**TO DO:**
Nothing in the data may be altered; the answer is a verbatim copy of it.
◇ ◇ ◇
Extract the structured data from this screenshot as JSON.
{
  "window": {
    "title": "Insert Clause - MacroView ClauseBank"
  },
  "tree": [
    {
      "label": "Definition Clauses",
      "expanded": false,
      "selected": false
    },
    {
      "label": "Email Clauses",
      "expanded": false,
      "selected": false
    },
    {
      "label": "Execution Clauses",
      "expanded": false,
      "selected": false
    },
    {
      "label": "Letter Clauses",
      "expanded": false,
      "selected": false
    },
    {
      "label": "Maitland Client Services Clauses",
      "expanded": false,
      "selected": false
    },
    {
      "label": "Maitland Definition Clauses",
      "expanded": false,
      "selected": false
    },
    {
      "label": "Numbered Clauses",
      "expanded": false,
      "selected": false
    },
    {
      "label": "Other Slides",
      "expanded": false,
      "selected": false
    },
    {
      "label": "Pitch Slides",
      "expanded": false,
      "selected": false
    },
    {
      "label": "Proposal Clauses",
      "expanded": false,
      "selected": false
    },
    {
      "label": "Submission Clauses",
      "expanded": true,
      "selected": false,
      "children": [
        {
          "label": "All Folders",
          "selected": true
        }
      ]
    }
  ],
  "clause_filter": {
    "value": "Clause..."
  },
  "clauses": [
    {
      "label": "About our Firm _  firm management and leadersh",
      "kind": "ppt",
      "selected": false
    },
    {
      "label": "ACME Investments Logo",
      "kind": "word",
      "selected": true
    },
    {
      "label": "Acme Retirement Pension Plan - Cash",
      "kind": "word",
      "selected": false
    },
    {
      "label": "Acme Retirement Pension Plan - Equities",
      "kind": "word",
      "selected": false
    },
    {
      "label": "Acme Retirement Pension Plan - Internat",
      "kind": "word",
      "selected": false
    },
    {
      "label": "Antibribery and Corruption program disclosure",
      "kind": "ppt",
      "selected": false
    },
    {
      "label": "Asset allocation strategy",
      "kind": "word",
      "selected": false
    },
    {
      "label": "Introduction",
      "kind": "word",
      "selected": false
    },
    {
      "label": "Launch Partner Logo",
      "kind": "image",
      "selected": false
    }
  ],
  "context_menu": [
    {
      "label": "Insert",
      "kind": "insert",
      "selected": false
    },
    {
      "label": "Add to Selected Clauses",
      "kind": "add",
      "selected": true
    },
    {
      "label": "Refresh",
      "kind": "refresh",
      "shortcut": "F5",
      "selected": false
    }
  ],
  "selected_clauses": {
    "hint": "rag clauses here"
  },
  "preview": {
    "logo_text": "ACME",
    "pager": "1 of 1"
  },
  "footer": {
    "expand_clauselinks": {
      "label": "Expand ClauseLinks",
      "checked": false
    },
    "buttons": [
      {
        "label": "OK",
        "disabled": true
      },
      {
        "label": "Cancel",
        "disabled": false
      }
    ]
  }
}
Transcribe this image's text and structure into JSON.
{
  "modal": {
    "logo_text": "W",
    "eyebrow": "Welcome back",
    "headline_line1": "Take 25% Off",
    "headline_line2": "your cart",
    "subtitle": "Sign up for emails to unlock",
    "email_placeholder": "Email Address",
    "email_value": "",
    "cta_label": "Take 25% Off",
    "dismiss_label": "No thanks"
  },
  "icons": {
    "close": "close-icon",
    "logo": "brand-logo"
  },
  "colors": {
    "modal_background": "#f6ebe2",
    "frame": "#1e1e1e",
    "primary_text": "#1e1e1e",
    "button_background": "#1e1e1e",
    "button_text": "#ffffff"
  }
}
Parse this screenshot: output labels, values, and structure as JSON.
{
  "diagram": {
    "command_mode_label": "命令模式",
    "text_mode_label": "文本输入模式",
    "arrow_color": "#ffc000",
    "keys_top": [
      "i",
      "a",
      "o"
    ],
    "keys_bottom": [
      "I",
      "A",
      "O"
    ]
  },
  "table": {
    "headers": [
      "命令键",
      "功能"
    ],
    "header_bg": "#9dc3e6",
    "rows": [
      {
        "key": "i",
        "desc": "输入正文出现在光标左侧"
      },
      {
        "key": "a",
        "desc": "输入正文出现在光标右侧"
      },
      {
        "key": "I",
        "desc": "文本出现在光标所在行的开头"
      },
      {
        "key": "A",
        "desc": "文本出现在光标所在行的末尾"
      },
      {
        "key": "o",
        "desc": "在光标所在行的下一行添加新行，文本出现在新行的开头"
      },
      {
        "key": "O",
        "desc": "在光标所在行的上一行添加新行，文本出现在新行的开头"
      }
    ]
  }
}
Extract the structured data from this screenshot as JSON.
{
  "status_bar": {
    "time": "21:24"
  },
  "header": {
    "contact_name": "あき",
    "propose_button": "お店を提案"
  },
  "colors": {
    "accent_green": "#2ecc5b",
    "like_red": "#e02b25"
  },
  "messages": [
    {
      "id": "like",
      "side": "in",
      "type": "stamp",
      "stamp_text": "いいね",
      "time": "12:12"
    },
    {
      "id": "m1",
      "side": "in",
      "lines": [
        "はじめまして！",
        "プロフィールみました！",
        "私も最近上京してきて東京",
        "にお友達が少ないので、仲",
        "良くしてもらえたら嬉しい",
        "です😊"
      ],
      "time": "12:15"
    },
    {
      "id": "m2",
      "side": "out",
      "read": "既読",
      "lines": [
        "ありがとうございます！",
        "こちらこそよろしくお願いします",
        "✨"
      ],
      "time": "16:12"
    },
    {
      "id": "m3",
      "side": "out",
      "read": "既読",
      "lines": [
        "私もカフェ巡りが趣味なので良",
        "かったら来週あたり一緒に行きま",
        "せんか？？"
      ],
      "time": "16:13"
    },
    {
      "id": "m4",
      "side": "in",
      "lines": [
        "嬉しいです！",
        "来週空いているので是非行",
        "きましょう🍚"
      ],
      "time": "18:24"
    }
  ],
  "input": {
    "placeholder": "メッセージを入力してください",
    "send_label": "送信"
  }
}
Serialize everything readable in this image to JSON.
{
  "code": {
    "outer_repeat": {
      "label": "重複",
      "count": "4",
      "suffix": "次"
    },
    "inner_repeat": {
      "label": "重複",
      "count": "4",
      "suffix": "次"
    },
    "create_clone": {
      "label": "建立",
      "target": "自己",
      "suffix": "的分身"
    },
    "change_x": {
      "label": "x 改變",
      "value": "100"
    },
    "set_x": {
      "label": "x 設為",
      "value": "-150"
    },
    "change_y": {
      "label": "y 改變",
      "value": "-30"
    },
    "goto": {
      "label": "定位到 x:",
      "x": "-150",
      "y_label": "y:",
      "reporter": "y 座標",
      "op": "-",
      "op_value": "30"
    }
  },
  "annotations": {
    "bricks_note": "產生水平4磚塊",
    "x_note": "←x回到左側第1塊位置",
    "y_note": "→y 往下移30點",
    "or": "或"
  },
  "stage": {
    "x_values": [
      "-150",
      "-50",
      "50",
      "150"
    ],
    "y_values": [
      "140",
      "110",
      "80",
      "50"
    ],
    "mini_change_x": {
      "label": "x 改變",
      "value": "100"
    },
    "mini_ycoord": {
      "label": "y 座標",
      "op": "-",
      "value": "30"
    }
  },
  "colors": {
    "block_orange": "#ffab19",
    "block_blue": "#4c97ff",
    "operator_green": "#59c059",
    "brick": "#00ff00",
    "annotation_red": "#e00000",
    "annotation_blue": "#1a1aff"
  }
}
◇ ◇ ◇
**TASK ANSWER:**
Extract the structured data from this screenshot as JSON.
{
  "window": {
    "title": "Insert Clause - MacroView ClauseBank"
  },
  "tree": [
    {
      "label": "Definition Clauses",
      "expanded": false,
      "selected": false
    },
    {
      "label": "Email Clauses",
      "expanded": false,
      "selected": false
    },
    {
      "label": "Execution Clauses",
      "expanded": false,
      "selected": false
    },
    {
      "label": "Letter Clauses",
      "expanded": false,
      "selected": false
    },
    {
      "label": "Maitland Client Services Clauses",
      "expanded": false,
      "selected": false
    },
    {
      "label": "Maitland Definition Clauses",
      "expanded": false,
      "selected": false
    },
    {
      "label": "Numbered Clauses",
      "expanded": false,
      "selected": false
    },
    {
      "label": "Other Slides",
      "expanded": false,
      "selected": false
    },
    {
      "label": "Pitch Slides",
      "expanded": false,
      "selected": false
    },
    {
      "label": "Proposal Clauses",
      "expanded": false,
      "selected": false
    },
    {
      "label": "Submission Clauses",
      "expanded": true,
      "selected": false,
      "children": [
        {
          "label": "All Folders",
          "selected": true
        }
      ]
    }
  ],
  "clause_filter": {
    "value": "Clause..."
  },
  "clauses": [
    {
      "label": "About our Firm _  firm management and leadersh",
      "kind": "ppt",
      "selected": false
    },
    {
      "label": "ACME Investments Logo",
      "kind": "word",
      "selected": true
    },
    {
      "label": "Acme Retirement Pension Plan - Cash",
      "kind": "word",
      "selected": false
    },
    {
      "label": "Acme Retirement Pension Plan - Equities",
      "kind": "word",
      "selected": false
    },
    {
      "label": "Acme Retirement Pension Plan - Internat",
      "kind": "word",
      "selected": false
    },
    {
      "label": "Antibribery and Corruption program disclosure",
      "kind": "ppt",
      "selected": false
    },
    {
      "label": "Asset allocation strategy",
      "kind": "word",
      "selected": false
    },
    {
      "label": "Introduction",
      "kind": "word",
      "selected": false
    },
    {
      "label": "Launch Partner Logo",
      "kind": "image",
      "selected": false
    }
  ],
  "context_menu": [
    {
      "label": "Insert",
      "kind": "insert",
      "selected": false
    },
    {
      "label": "Add to Selected Clauses",
      "kind": "add",
      "selected": true
    },
    {
      "label": "Refresh",
      "kind": "refresh",
      "shortcut": "F5",
      "selected": false
    }
  ],
  "selected_clauses": {
    "hint": "rag clauses here"
  },
  "preview": {
    "logo_text": "ACME",
    "pager": "1 of 1"
  },
  "footer": {
    "expand_clauselinks": {
      "label": "Expand ClauseLinks",
      "checked": false
    },
    "buttons": [
      {
        "label": "OK",
        "disabled": true
      },
      {
        "label": "Cancel",
        "disabled": false
      }
    ]
  }
}
Transcribe this image's text and structure into JSON.
{
  "modal": {
    "logo_text": "W",
    "eyebrow": "Welcome back",
    "headline_line1": "Take 25% Off",
    "headline_line2": "your cart",
    "subtitle": "Sign up for emails to unlock",
    "email_placeholder": "Email Address",
    "email_value": "",
    "cta_label": "Take 25% Off",
    "dismiss_label": "No thanks"
  },
  "icons": {
    "close": "close-icon",
    "logo": "brand-logo"
  },
  "colors": {
    "modal_background": "#f6ebe2",
    "frame": "#1e1e1e",
    "primary_text": "#1e1e1e",
    "button_background": "#1e1e1e",
    "button_text": "#ffffff"
  }
}
Parse this screenshot: output labels, values, and structure as JSON.
{
  "diagram": {
    "command_mode_label": "命令模式",
    "text_mode_label": "文本输入模式",
    "arrow_color": "#ffc000",
    "keys_top": [
      "i",
      "a",
      "o"
    ],
    "keys_bottom": [
      "I",
      "A",
      "O"
    ]
  },
  "table": {
    "headers": [
      "命令键",
      "功能"
    ],
    "header_bg": "#9dc3e6",
    "rows": [
      {
        "key": "i",
        "desc": "输入正文出现在光标左侧"
      },
      {
        "key": "a",
        "desc": "输入正文出现在光标右侧"
      },
      {
        "key": "I",
        "desc": "文本出现在光标所在行的开头"
      },
      {
        "key": "A",
        "desc": "文本出现在光标所在行的末尾"
      },
      {
        "key": "o",
        "desc": "在光标所在行的下一行添加新行，文本出现在新行的开头"
      },
      {
        "key": "O",
        "desc": "在光标所在行的上一行添加新行，文本出现在新行的开头"
      }
    ]
  }
}
Extract the structured data from this screenshot as JSON.
{
  "status_bar": {
    "time": "21:24"
  },
  "header": {
    "contact_name": "あき",
    "propose_button": "お店を提案"
  },
  "colors": {
    "accent_green": "#2ecc5b",
    "like_red": "#e02b25"
  },
  "messages": [
    {
      "id": "like",
      "side": "in",
      "type": "stamp",
      "stamp_text": "いいね",
      "time": "12:12"
    },
    {
      "id": "m1",
      "side": "in",
      "lines": [
        "はじめまして！",
        "プロフィールみました！",
        "私も最近上京してきて東京",
        "にお友達が少ないので、仲",
        "良くしてもらえたら嬉しい",
        "です😊"
      ],
      "time": "12:15"
    },
    {
      "id": "m2",
      "side": "out",
      "read": "既読",
      "lines": [
        "ありがとうございます！",
        "こちらこそよろしくお願いします",
        "✨"
      ],
      "time": "16:12"
    },
    {
      "id": "m3",
      "side": "out",
      "read": "既読",
      "lines": [
        "私もカフェ巡りが趣味なので良",
        "かったら来週あたり一緒に行きま",
        "せんか？？"
      ],
      "time": "16:13"
    },
    {
      "id": "m4",
      "side": "in",
      "lines": [
        "嬉しいです！",
        "来週空いているので是非行",
        "きましょう🍚"
      ],
      "time": "18:24"
    }
  ],
  "input": {
    "placeholder": "メッセージを入力してください",
    "send_label": "送信"
  }
}
Serialize everything readable in this image to JSON.
{
  "code": {
    "outer_repeat": {
      "label": "重複",
      "count": "4",
      "suffix": "次"
    },
    "inner_repeat": {
      "label": "重複",
      "count": "4",
      "suffix": "次"
    },
    "create_clone": {
      "label": "建立",
      "target": "自己",
      "suffix": "的分身"
    },
    "change_x": {
      "label": "x 改變",
      "value": "100"
    },
    "set_x": {
      "label": "x 設為",
      "value": "-150"
    },
    "change_y": {
      "label": "y 改變",
      "value": "-30"
    },
    "goto": {
      "label": "定位到 x:",
      "x": "-150",
      "y_label": "y:",
      "reporter": "y 座標",
      "op": "-",
      "op_value": "30"
    }
  },
  "annotations": {
    "bricks_note": "產生水平4磚塊",
    "x_note": "←x回到左側第1塊位置",
    "y_note": "→y 往下移30點",
    "or": "或"
  },
  "stage": {
    "x_values": [
      "-150",
      "-50",
      "50",
      "150"
    ],
    "y_values": [
      "140",
      "110",
      "80",
      "50"
    ],
    "mini_change_x": {
      "label": "x 改變",
      "value": "100"
    },
    "mini_ycoord": {
      "label": "y 座標",
      "op": "-",
      "value": "30"
    }
  },
  "colors": {
    "block_orange": "#ffab19",
    "block_blue": "#4c97ff",
    "operator_green": "#59c059",
    "brick": "#00ff00",
    "annotation_red": "#e00000",
    "annotation_blue": "#1a1aff"
  }
}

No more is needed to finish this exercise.